Though originally a classic 19th century luggage company, Rimowa is very much the luggage marque of the mid-20th century. The iconic aluminium cases are of the aviation age; Globe Trotter cases, despite their lightness, belong to the age of the ocean liner. Touching a grooved Rimowa case is like touching the cold fuselage of a 1940s aircraft. Unsurprising, considering that they are made from aircraft aluminium, the same material that clad the famous Junkers planes.

Aesthetically, they seem to possess both the romance of early flight and the minimalist cool of modern travel. They also look terribly serious, industrial and almost scientific, like they contain things of consequence, things worth protecting. Whether this is a good or bad thing depends on how paranoid you are about luggage-handling theft.

Since the early days of flight when Rimowa’s light and in-theme luggage captured the imagination of enthusiastic air pioneers, Rimowa has moved on. Over two thirds of its global sales come from their newer, lighter and stronger polycarbonate cases (the Salsa, Bolero and Limbo ranges). Though of an improved specification and extraordinarily popular, they are not as aesthetically appealing as the aluminium cases which come in three ranges; Topas, Silver Integral and Classic Flight.

Rimowa salsa classic

The Silver Integral is an aluminium case with a modern edge. The Topas was first introduced in the 1950s, and therefore has retro appeal, but it isn’t as romantic as the Classic Flight which betrays none of the improvements that have been made to the Topas and instead boasts delightful details like polished corners and leather handles. If anything was to rival my admiration for the likes of Globe Trotter and Alstermo Bruk, I think I have found it.

White Tie Evening

White tie evening wear

“I’ve just got an invitation through the mail…”
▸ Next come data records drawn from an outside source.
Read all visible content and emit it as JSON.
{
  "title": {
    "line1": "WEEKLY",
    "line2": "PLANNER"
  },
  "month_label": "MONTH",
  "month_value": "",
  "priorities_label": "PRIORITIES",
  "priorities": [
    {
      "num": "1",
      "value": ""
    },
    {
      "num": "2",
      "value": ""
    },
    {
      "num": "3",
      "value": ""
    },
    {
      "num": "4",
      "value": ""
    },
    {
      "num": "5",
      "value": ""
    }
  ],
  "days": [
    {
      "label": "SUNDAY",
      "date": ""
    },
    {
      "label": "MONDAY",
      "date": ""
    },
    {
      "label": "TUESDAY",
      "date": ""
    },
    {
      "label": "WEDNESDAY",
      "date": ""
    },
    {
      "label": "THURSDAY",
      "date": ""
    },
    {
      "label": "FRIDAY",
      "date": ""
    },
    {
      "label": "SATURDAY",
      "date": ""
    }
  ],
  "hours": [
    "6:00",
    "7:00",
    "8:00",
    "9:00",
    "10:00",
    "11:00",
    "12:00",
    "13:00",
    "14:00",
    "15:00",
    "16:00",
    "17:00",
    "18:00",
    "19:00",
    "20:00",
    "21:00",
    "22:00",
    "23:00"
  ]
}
It’s not often that one gets the chance to wear white tie these days. Even in the days of Irving Berlin’s Top Hat, the fourth decade of the twentieth century, its rare use was cause for particular celebration. A recent invitation to a themed birthday party seemed to cry out for tails and as I gathered my thoughts on the topic, I realised that in order to achieve the highest elegance possible, there are vital considerations.
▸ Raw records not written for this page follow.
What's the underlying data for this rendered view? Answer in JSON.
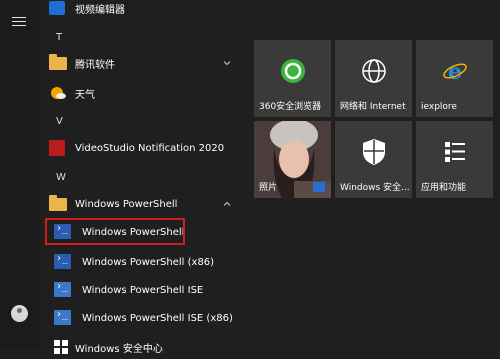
{
  "list": {
    "top_item": "视频编辑器",
    "letters": {
      "t": "T",
      "v": "V",
      "w": "W"
    },
    "items": {
      "tencent": "腾讯软件",
      "weather": "天气",
      "videostudio": "VideoStudio Notification 2020",
      "ps_folder": "Windows PowerShell",
      "ps": "Windows PowerShell",
      "ps86": "Windows PowerShell (x86)",
      "ise": "Windows PowerShell ISE",
      "ise86": "Windows PowerShell ISE (x86)",
      "security_center": "Windows 安全中心"
    }
  },
  "tiles": {
    "browser360": "360安全浏览器",
    "network": "网络和 Internet",
    "iexplore": "iexplore",
    "photos": "照片",
    "security": "Windows 安全...",
    "apps": "应用和功能"
  },
  "colors": {
    "highlight": "#d01e1e",
    "tile": "#3a3a3a",
    "background": "#1f1f1f"
  }
}
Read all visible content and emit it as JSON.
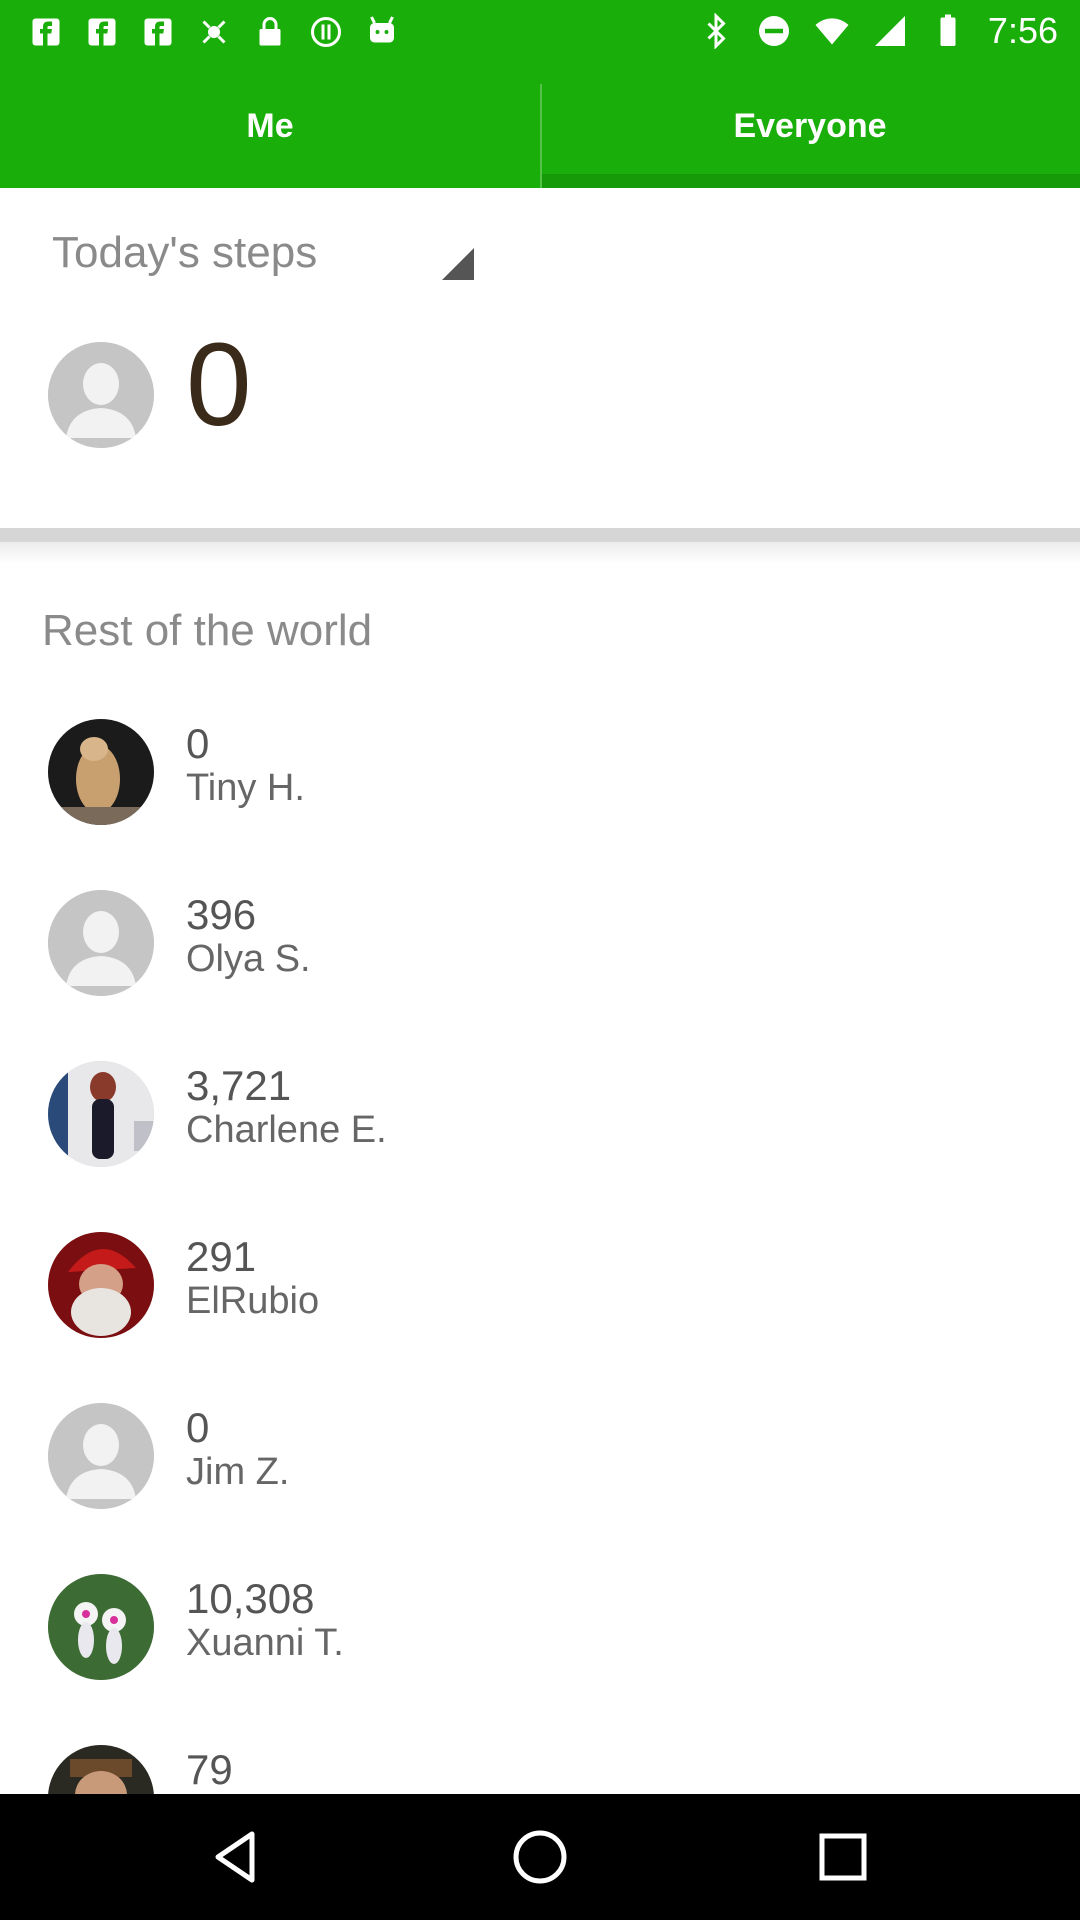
{
  "status_bar": {
    "time": "7:56",
    "left_icons": [
      "fb-icon",
      "fb-icon",
      "fb-icon",
      "fake-gps-icon",
      "lock-icon",
      "circle-info-icon",
      "android-icon"
    ],
    "right_icons": [
      "bluetooth-icon",
      "do-not-disturb-icon",
      "wifi-icon",
      "signal-icon",
      "battery-icon"
    ]
  },
  "tabs": {
    "me_label": "Me",
    "everyone_label": "Everyone",
    "selected": "Everyone"
  },
  "today": {
    "title": "Today's steps",
    "my_steps": "0"
  },
  "world": {
    "title": "Rest of the world",
    "items": [
      {
        "steps": "0",
        "name": "Tiny H.",
        "avatar": "photo-dog"
      },
      {
        "steps": "396",
        "name": "Olya S.",
        "avatar": "default"
      },
      {
        "steps": "3,721",
        "name": "Charlene E.",
        "avatar": "photo-woman"
      },
      {
        "steps": "291",
        "name": "ElRubio",
        "avatar": "photo-santa"
      },
      {
        "steps": "0",
        "name": "Jim Z.",
        "avatar": "default"
      },
      {
        "steps": "10,308",
        "name": "Xuanni T.",
        "avatar": "photo-flowers"
      },
      {
        "steps": "79",
        "name": "",
        "avatar": "photo-man"
      }
    ]
  },
  "colors": {
    "brand_green": "#1aae0a",
    "tab_indicator": "#169a08",
    "nav_bar": "#000000"
  }
}
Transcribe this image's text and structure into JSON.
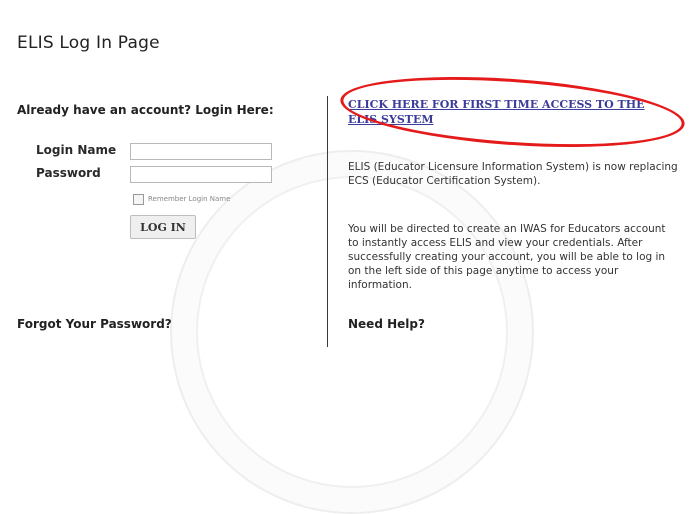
{
  "page": {
    "title": "ELIS Log In Page"
  },
  "login": {
    "heading": "Already have an account?  Login Here:",
    "login_name_label": "Login Name",
    "password_label": "Password",
    "login_name_value": "",
    "password_value": "",
    "remember_label": "Remember Login Name",
    "button_label": "LOG IN",
    "forgot_label": "Forgot Your Password?"
  },
  "first_time": {
    "link_text": "CLICK HERE FOR FIRST TIME ACCESS TO THE ELIS SYSTEM",
    "paragraph_1": "ELIS (Educator Licensure Information System) is now replacing ECS (Educator Certification System).",
    "paragraph_2": "You will be directed to create an IWAS for Educators account to instantly access ELIS and view your credentials. After successfully creating your account, you will be able to log in on the left side of this page anytime to access your information.",
    "help_heading": "Need Help?"
  },
  "colors": {
    "link": "#3b3b9a",
    "annotation": "#e51b1b",
    "text": "#2a2a2a"
  }
}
The shirt and collar

For the shirt, many will plump for a pleat or Marcella front wing collared shirt. This will require plenty of starch as a considerable amount of shirt front is on display. A floppy shirt is a no-go for white tie.
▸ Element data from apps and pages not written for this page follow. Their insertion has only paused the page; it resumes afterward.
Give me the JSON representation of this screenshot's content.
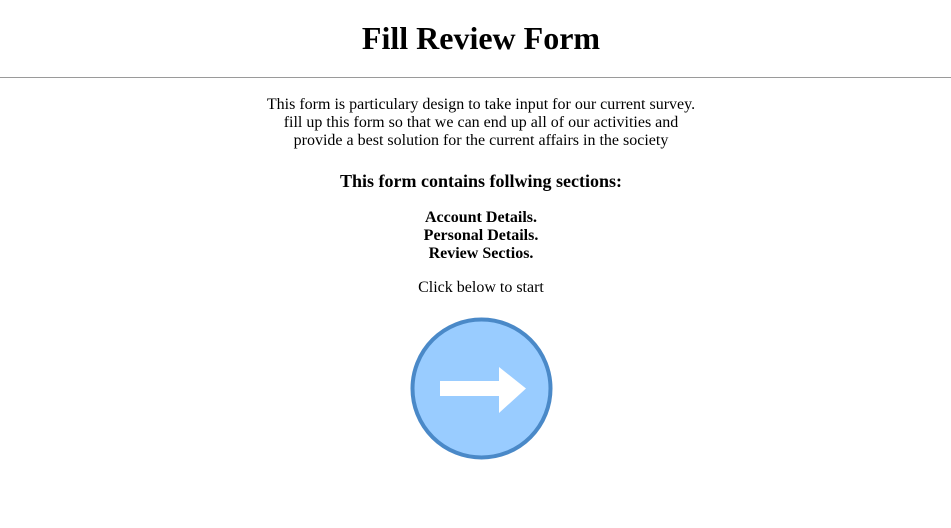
{
  "header": {
    "title": "Fill Review Form"
  },
  "intro": {
    "lines": [
      "This form is particulary design to take input for our current survey.",
      "fill up this form so that we can end up all of our activities and",
      "provide a best solution for the current affairs in the society"
    ]
  },
  "sections": {
    "heading": "This form contains follwing sections:",
    "items": [
      "Account Details.",
      "Personal Details.",
      "Review Sectios."
    ]
  },
  "start": {
    "prompt": "Click below to start",
    "button_icon": "arrow-right-icon",
    "colors": {
      "fill": "#99ccff",
      "stroke": "#4a89c8",
      "arrow": "#ffffff"
    }
  }
}
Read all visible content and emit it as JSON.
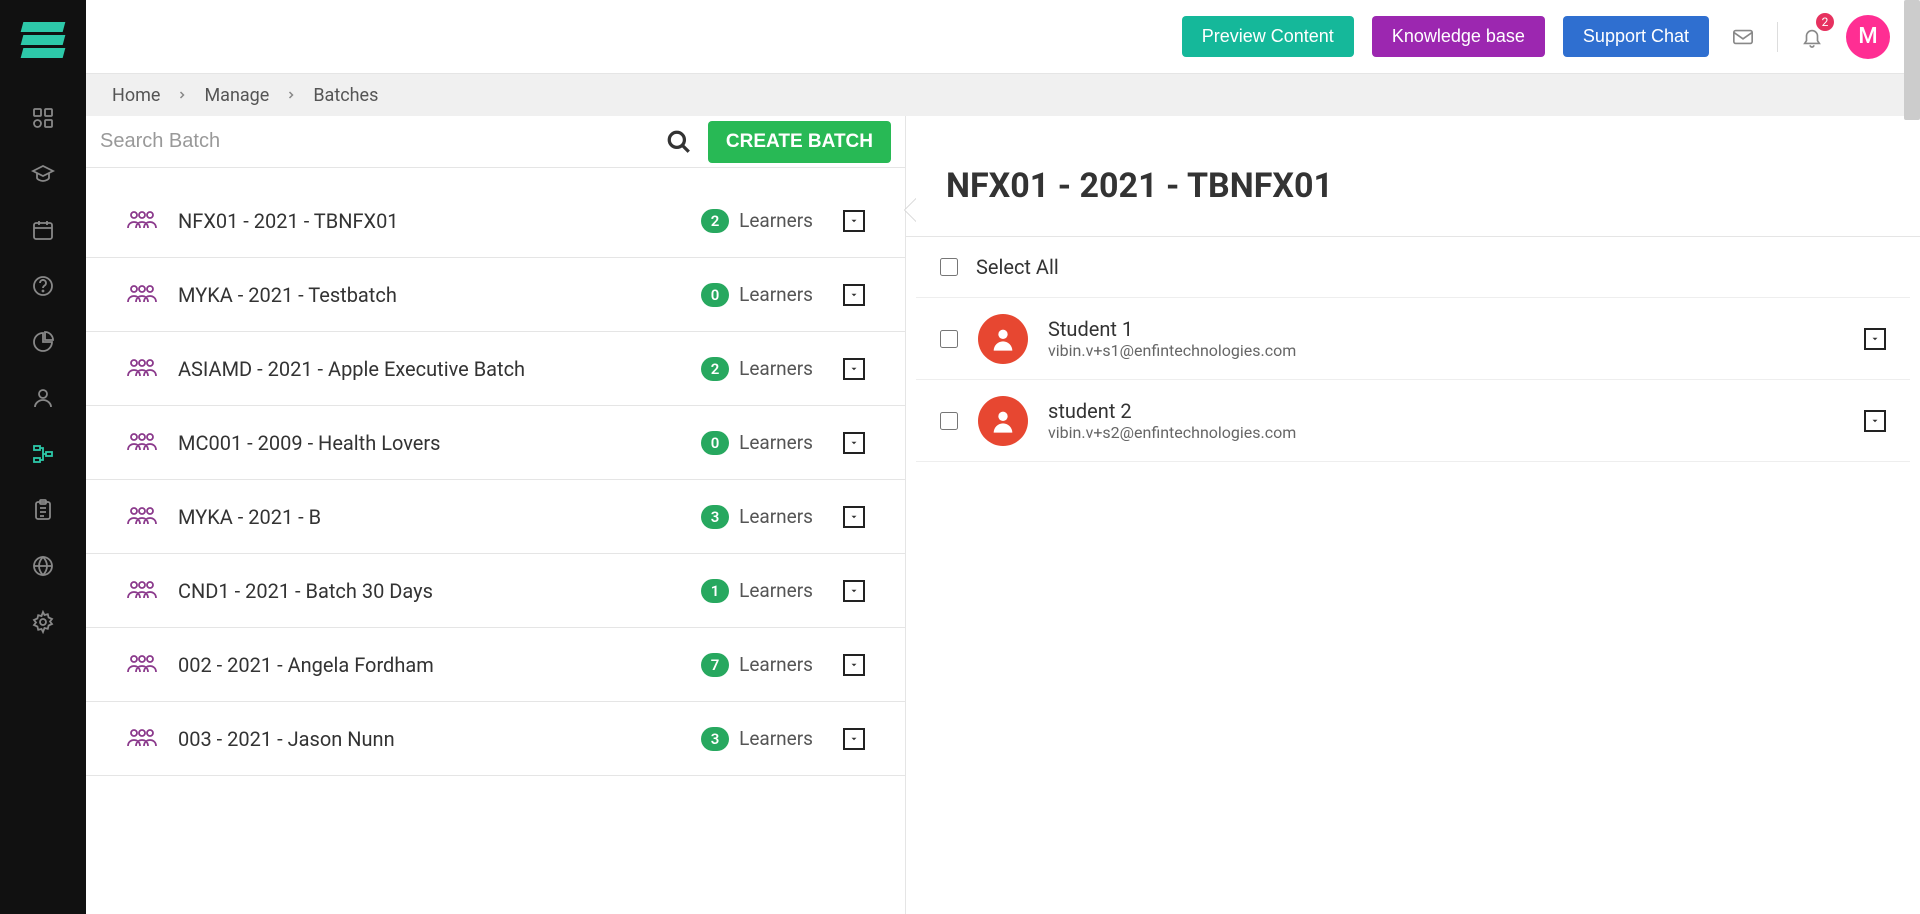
{
  "header": {
    "preview": "Preview Content",
    "kb": "Knowledge base",
    "support": "Support Chat",
    "notif_count": "2",
    "avatar_letter": "M"
  },
  "breadcrumb": {
    "home": "Home",
    "manage": "Manage",
    "batches": "Batches"
  },
  "search": {
    "placeholder": "Search Batch",
    "create": "CREATE BATCH"
  },
  "batches": [
    {
      "name": "NFX01 - 2021 - TBNFX01",
      "count": "2",
      "learners": "Learners"
    },
    {
      "name": "MYKA - 2021 - Testbatch",
      "count": "0",
      "learners": "Learners"
    },
    {
      "name": "ASIAMD - 2021 - Apple Executive Batch",
      "count": "2",
      "learners": "Learners"
    },
    {
      "name": "MC001 - 2009 - Health Lovers",
      "count": "0",
      "learners": "Learners"
    },
    {
      "name": "MYKA - 2021 - B",
      "count": "3",
      "learners": "Learners"
    },
    {
      "name": "CND1 - 2021 - Batch 30 Days",
      "count": "1",
      "learners": "Learners"
    },
    {
      "name": "002 - 2021 - Angela Fordham",
      "count": "7",
      "learners": "Learners"
    },
    {
      "name": "003 - 2021 - Jason Nunn",
      "count": "3",
      "learners": "Learners"
    }
  ],
  "detail": {
    "title": "NFX01 - 2021 - TBNFX01",
    "select_all": "Select All"
  },
  "students": [
    {
      "name": "Student 1",
      "email": "vibin.v+s1@enfintechnologies.com"
    },
    {
      "name": "student 2",
      "email": "vibin.v+s2@enfintechnologies.com"
    }
  ]
}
However, the best option is still a detachable collar with a stiff-fronted tunic; no amount of starch can recreate the unimpeachable elegance of this look. Thanks to Darcy Clothing, washable versions of both are available, so inconvenience of laundry is no longer an excuse.

The collar should always be a turn-up collar, although it does not necessarily need to be a standard wing collar; a detachable Imperial or Butterfly collar, despite being ‘day collars’, are also acceptable. Any shirt should be worn with studs rather than buttons.

The bow tie

Like any other bow tie, the white bow should be a self-tie; not even children should wear clip-ons. However, it should also be non-adjustable as it is worn with a turned-up collar and the band is visible. Seeing a lumpy adjustable clip is simply unacceptable.

The waistcoat  

The cut of the waistcoat is of the highest importance. A waistcoat cut too low (as the picture on the right illustrates) looks absurd. Fred’s expression says it all. The high cut of the tailcoat demands an equivalent, not a competing cut.

Despite conventional wisdom that the standard cotton Marcella is the required material for the bow and waistcoat, it does have its critics, most notably Francis Bown who writes; “There is something about its puckered surface which irritates me.”

I don’t necessarily believe that white Marcella is essential for the waistcoat or bow. I have seen, and admired, moiré silk and plain stiff cotton waistcoats and bows in ivory and bone.

And finally…

A buttonhole (a single flower, stem hidden) should complete the outfit. A red carnation looks particularly fine.